Assessing the Potential Impact of Climate Variability on the Hydrology in the Shubuto River Basin, Hokkaido, Japan

Thursday, 18 December 2014
Asif Mumtaz Bhatti, Toshio Koike and Maheswor Shrestha, The University of Tokyo, Tokyo, Japan

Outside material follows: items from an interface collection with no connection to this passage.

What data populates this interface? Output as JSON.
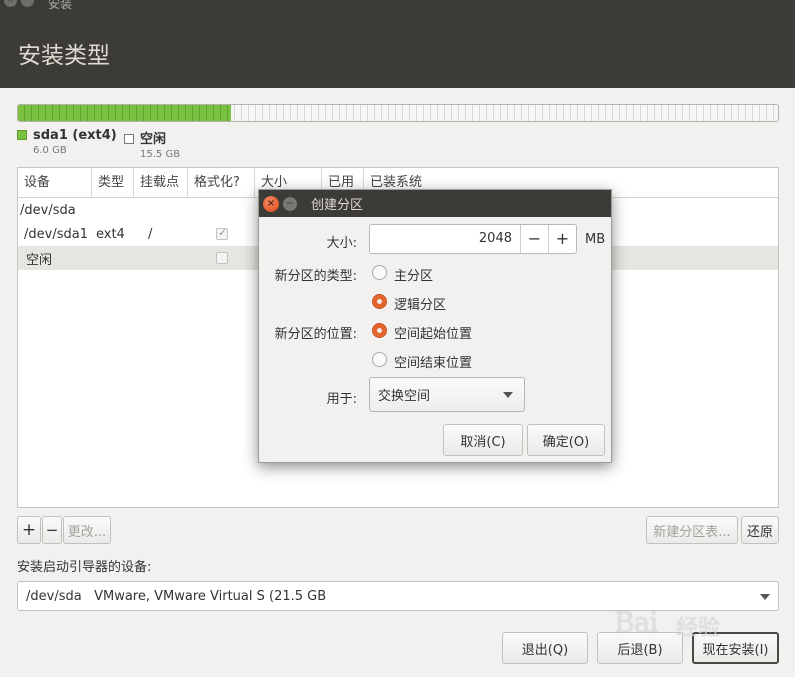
{
  "window": {
    "title": "安装",
    "page_title": "安装类型"
  },
  "partition_bar": {
    "used_fraction": 0.28,
    "legend": [
      {
        "name": "sda1 (ext4)",
        "size": "6.0 GB",
        "color": "#7ac142"
      },
      {
        "name": "空闲",
        "size": "15.5 GB",
        "color": "#ffffff"
      }
    ]
  },
  "table": {
    "headers": [
      "设备",
      "类型",
      "挂载点",
      "格式化?",
      "大小",
      "已用",
      "已装系统"
    ],
    "rows": [
      {
        "device": "/dev/sda",
        "type": "",
        "mount": ""
      },
      {
        "device": "/dev/sda1",
        "type": "ext4",
        "mount": "/",
        "format_checked": true
      },
      {
        "device": "空闲",
        "type": "",
        "mount": "",
        "format_checked": false
      }
    ]
  },
  "table_buttons": {
    "add": "+",
    "remove": "−",
    "change": "更改...",
    "new_table": "新建分区表...",
    "revert": "还原"
  },
  "bootloader": {
    "label": "安装启动引导器的设备:",
    "value": "/dev/sda   VMware, VMware Virtual S (21.5 GB"
  },
  "bottom_buttons": {
    "quit": "退出(Q)",
    "back": "后退(B)",
    "install_now": "现在安装(I)"
  },
  "dialog": {
    "title": "创建分区",
    "size_label": "大小:",
    "size_value": "2048",
    "size_minus": "−",
    "size_plus": "+",
    "size_unit": "MB",
    "type_label": "新分区的类型:",
    "type_primary": "主分区",
    "type_logical": "逻辑分区",
    "location_label": "新分区的位置:",
    "location_start": "空间起始位置",
    "location_end": "空间结束位置",
    "use_label": "用于:",
    "use_value": "交换空间",
    "cancel": "取消(C)",
    "ok": "确定(O)"
  },
  "watermark": {
    "text": "Bai",
    "sub": "经验"
  }
}
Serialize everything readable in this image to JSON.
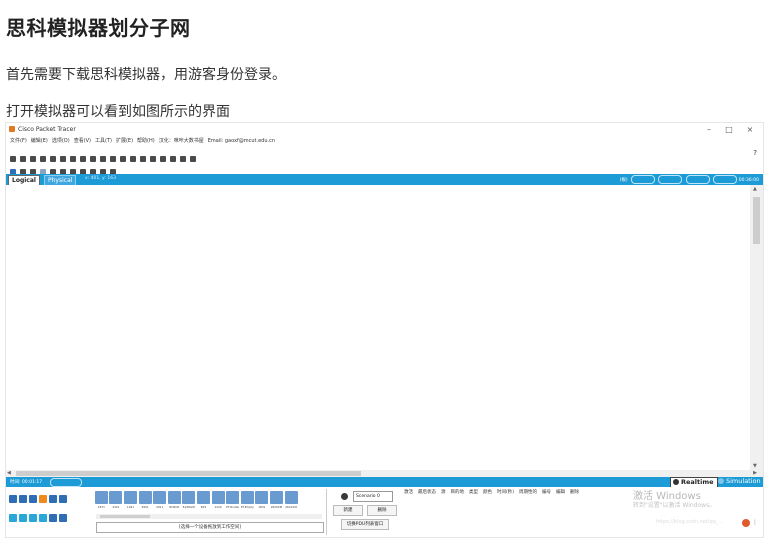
{
  "article": {
    "title": "思科模拟器划分子网",
    "paragraph1": "首先需要下载思科模拟器，用游客身份登录。",
    "paragraph2": "打开模拟器可以看到如图所示的界面"
  },
  "app": {
    "window_title": "Cisco Packet Tracer",
    "minimize": "–",
    "maximize": "□",
    "close": "×",
    "menu": [
      "文件(F)",
      "编辑(E)",
      "选项(O)",
      "查看(V)",
      "工具(T)",
      "扩展(E)",
      "帮助(H)",
      "汉化：咪咔大数书屋",
      "Email: gaoxf@mcut.edu.cn"
    ],
    "help_label": "?",
    "tabs": {
      "logical": "Logical",
      "physical": "Physical",
      "coords": "x: 401, y: 163"
    },
    "tab_right_label": "(根)",
    "time_label": "时间: 00:01:17",
    "clock_label": "00:36:00",
    "realtime_label": "Realtime",
    "simulation_label": "Simulation",
    "device_labels": [
      "4331",
      "4321",
      "1941",
      "2901",
      "2911",
      "819IOX",
      "819HGW",
      "829",
      "1240",
      "PT-Router",
      "PT-Empty",
      "1841",
      "2620XM",
      "2621XM"
    ],
    "device_hint": "[选择一个设备拖放到工作空间]",
    "scenario": "Scenario 0",
    "pdu_new": "新建",
    "pdu_delete": "删除",
    "pdu_toggle": "切换PDU列表窗口",
    "pdu_headers": [
      "激活",
      "最后状态",
      "源",
      "目的地",
      "类型",
      "颜色",
      "时间(秒)",
      "周期性的",
      "编号",
      "编辑",
      "删除"
    ],
    "watermark_line1": "激活 Windows",
    "watermark_line2": "转到\"设置\"以激活 Windows。",
    "watermark_line3": "https://blog.csdn.net/qq_..."
  },
  "colors": {
    "accent_blue": "#1c9bd6"
  }
}
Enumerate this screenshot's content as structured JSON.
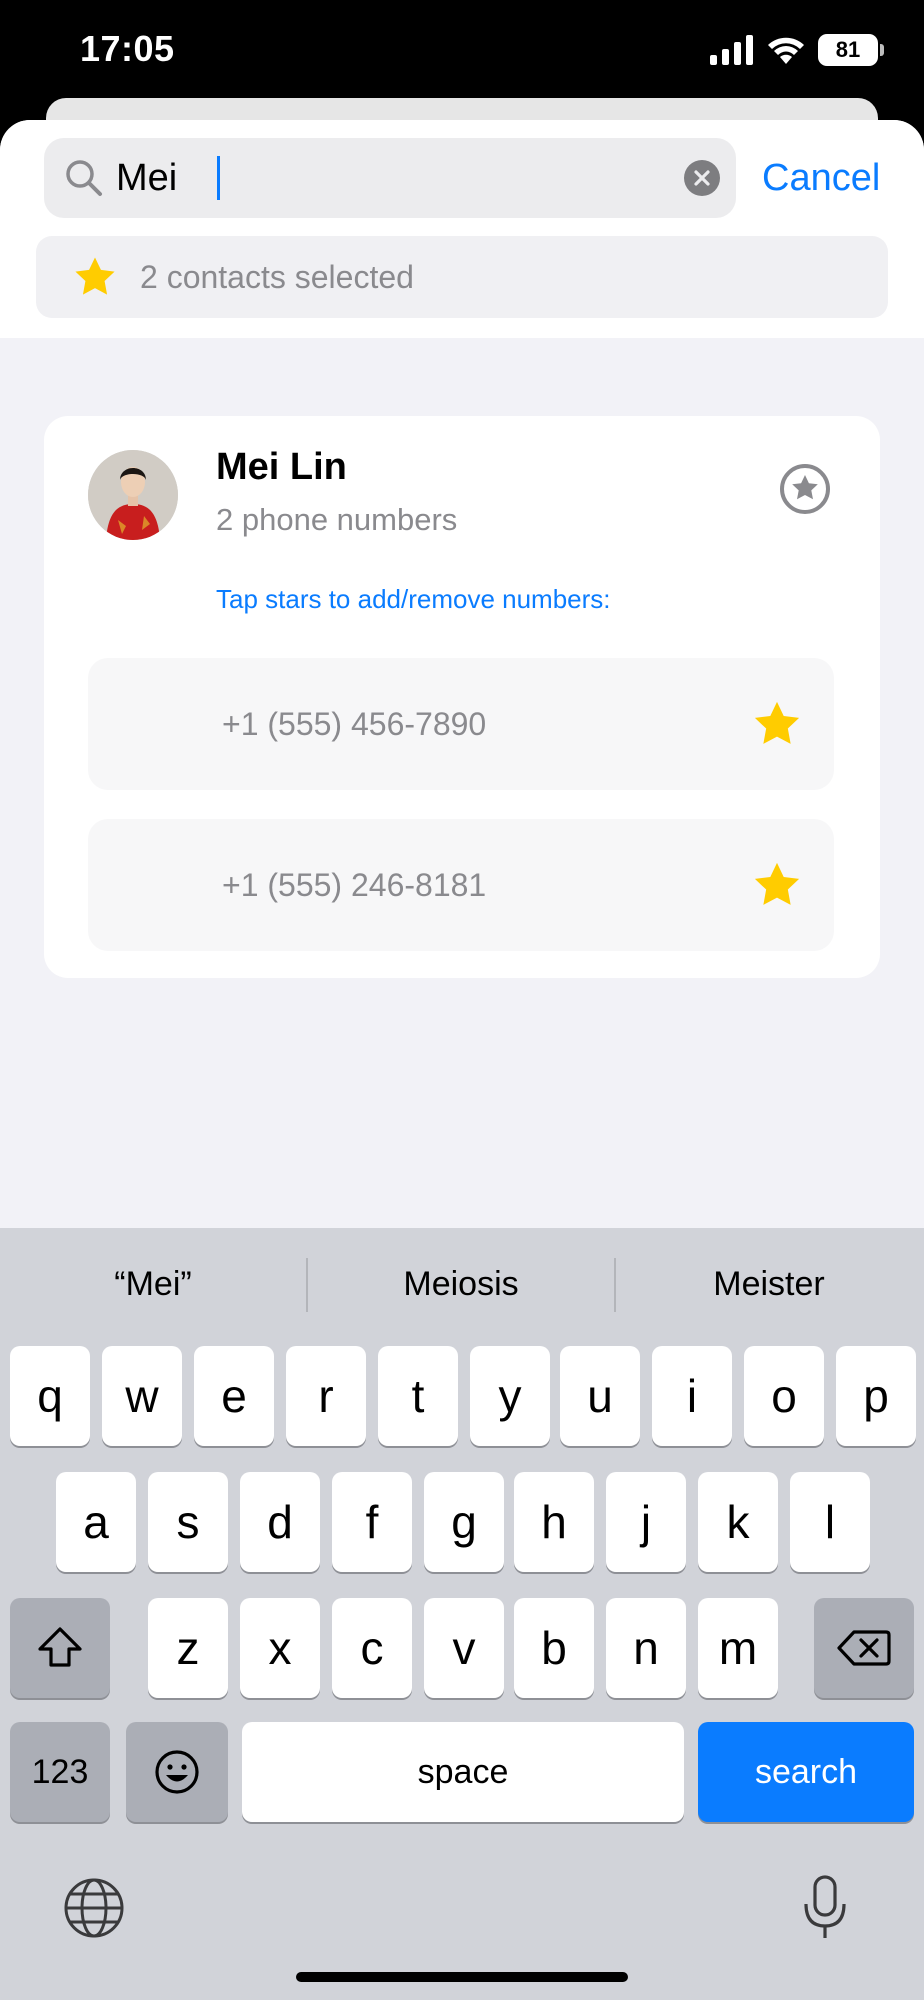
{
  "status_bar": {
    "time": "17:05",
    "battery": "81"
  },
  "search": {
    "query": "Mei",
    "cancel_label": "Cancel"
  },
  "selection": {
    "text": "2 contacts selected"
  },
  "contact": {
    "name": "Mei Lin",
    "subtitle": "2 phone numbers",
    "hint": "Tap stars to add/remove numbers:",
    "numbers": [
      {
        "number": "+1 (555) 456-7890",
        "starred": true
      },
      {
        "number": "+1 (555) 246-8181",
        "starred": true
      }
    ]
  },
  "keyboard": {
    "suggestions": [
      "“Mei”",
      "Meiosis",
      "Meister"
    ],
    "row1": [
      "q",
      "w",
      "e",
      "r",
      "t",
      "y",
      "u",
      "i",
      "o",
      "p"
    ],
    "row2": [
      "a",
      "s",
      "d",
      "f",
      "g",
      "h",
      "j",
      "k",
      "l"
    ],
    "row3": [
      "z",
      "x",
      "c",
      "v",
      "b",
      "n",
      "m"
    ],
    "numbers_label": "123",
    "space_label": "space",
    "search_label": "search"
  },
  "colors": {
    "accent": "#0a7cff",
    "star": "#ffcc00",
    "keyboard_bg": "#d1d3d9"
  }
}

The present research deal with a basin-scale hydrological modeling approach for climate change impact assessment in the Shubuto River basin, Hokkaido, Japan by employing Water and Energy Budget - based Distributed Hydrological Model with improved snow physics (WEB-DHM-S) coupled with AOGCMs output. The WEB-DHM-S provided reliable estimation of seasonal and inter-annual variability of the snow cover area (SCA) and snow depth and the subsequent river discharge production. Comparison of simulated snow cover with the MODIS eight-day snow cover product showed that the distribution of snow over the basin was well captured. The observed and simulated discharge was found to be in well agreement. Sensitivity analysis showed that with the increase in temperature, the fraction of precipitation that occur as snow will decrease, resulting in less snowmelt driven runoff. To elucidate the potential impact of climate variability on the hydrology, WEB-DHM-S was fed with statistically downscaled climate data from the four selected AOGCMs for SRESA1B scenario. The 20 years daily discharge and snow water equivalent (SWE) of all the AOGCMs for the past (1981-2000) and future (2046-2065) have shown uniform direction of trends with decrease in snowmelt induced runoff. Based on the analysis, the mean annual basin wide SWE will decrease, on average 36%, relative to the past. Discharge projections indicated the seasonal march of snowmelt runoff in the future with predicted peak flow to be occurred earlier, on average 14 days, with reference to the past. The findings of present research reinforce the need of improved understanding and representation of changes occurring in the mountain hydrology.